Attending the National Afterschool Association annual convention this week.  I’m always excited to be surrounded by people who are passionate about education–educators who care, who strive to learn, who want to connect.  In fact, it was interesting that at breakfast this morning, I was reading a blog post by Gerald Aungst about how 21st Century educators are metaphorically like a tugboat.  They should remain humble, connected.  Tugboats are not flashy, fast.  Instead they connect to others, nudging them at precise points toward a particular location.

At the key note address this morning, I became a little distracted from my earlier reading.  The ballroom looked like a concert arena.  As Billy Joel’s Pressure pounded through the room, a prerecorded voice sounded over the loudspeaker:  “Ladies and gentlemen, are you ready for a speaking event that is bigger than the Lone Star State itself?”  I’m not kidding.  It’s go big or go home around these parts.  But as everyone settled in, the noise dissipated, and everyone watched as a tall yet unassuming man made his way upstage–Jim Harris, MSW, Ed.S. .  In striking contrast to the earlier intro, Jim appeared to embody what Gerald Aungst blogged about.  Humble, a promoter of lifelong learning, Jim painted his presentation with Walmart stories and held our emotions (and our attention) in the palm of his hands.

Jim Harris is an advocate of what he calls “The Law of the Nudge.”  Specifically, he claims that most change happens in small, incremental shifts.  Therefore, as educators, we should look for moments, not miracles.  Noting these small shifts keep us energized, keeps burnout and learned helplessness at bay, both for us and for our students.  Certainly, this fits with the tugboat analogy for larger administrators, as well–nudging, easing our organizations, our teams in the directions they need to be, all the while being transparent.  Moments, not miracles.

I struggle with being a tugboat.  I can see the vision of where I want an organization to be (often 10 or more years into the future), and I want that reality to happen RIGHT NOW!  I want to fix–and fix fast!  But often, what I need to do when leading, consulting, educating is to focus on that vision, savor the smaller moments, and nudge.

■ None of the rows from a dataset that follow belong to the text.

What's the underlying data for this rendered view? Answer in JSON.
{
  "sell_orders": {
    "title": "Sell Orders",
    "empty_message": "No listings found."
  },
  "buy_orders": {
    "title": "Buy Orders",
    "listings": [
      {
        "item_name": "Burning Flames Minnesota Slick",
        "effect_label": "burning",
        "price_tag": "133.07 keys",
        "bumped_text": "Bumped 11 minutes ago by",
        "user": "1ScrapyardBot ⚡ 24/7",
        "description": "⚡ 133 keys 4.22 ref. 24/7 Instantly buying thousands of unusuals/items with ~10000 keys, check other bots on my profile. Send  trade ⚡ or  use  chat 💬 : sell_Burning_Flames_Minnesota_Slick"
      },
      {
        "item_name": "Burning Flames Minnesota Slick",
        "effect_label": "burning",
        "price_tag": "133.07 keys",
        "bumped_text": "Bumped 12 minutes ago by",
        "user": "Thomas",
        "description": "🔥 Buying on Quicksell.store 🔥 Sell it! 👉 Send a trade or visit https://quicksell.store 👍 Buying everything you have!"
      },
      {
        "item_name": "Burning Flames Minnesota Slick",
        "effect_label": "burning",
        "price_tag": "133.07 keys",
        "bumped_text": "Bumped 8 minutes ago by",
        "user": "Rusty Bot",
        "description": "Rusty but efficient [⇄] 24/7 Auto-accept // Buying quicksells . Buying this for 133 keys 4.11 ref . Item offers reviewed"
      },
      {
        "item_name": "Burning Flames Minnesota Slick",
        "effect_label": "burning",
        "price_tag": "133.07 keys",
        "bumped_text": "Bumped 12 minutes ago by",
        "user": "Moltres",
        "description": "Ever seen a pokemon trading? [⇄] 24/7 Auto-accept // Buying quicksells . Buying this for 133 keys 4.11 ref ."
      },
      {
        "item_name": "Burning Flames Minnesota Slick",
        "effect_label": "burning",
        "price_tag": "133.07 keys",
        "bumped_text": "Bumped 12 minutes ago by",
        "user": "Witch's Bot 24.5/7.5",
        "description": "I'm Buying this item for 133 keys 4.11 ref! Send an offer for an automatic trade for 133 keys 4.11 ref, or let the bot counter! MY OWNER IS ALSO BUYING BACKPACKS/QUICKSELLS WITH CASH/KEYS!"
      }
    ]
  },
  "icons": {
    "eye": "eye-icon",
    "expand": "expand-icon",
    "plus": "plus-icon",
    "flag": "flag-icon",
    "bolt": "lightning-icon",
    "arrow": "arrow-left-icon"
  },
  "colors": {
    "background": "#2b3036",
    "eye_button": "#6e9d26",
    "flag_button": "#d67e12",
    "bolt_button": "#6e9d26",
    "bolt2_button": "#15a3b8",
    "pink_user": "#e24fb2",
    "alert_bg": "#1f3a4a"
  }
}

My hope is that this week I’ll connect with many of the educators who were inspired enough by Mr. Harris’ presentation to tweet and retweet about it all morning.  I look forward to sharing  our thoughts about what it actually means to be a 21st century educator.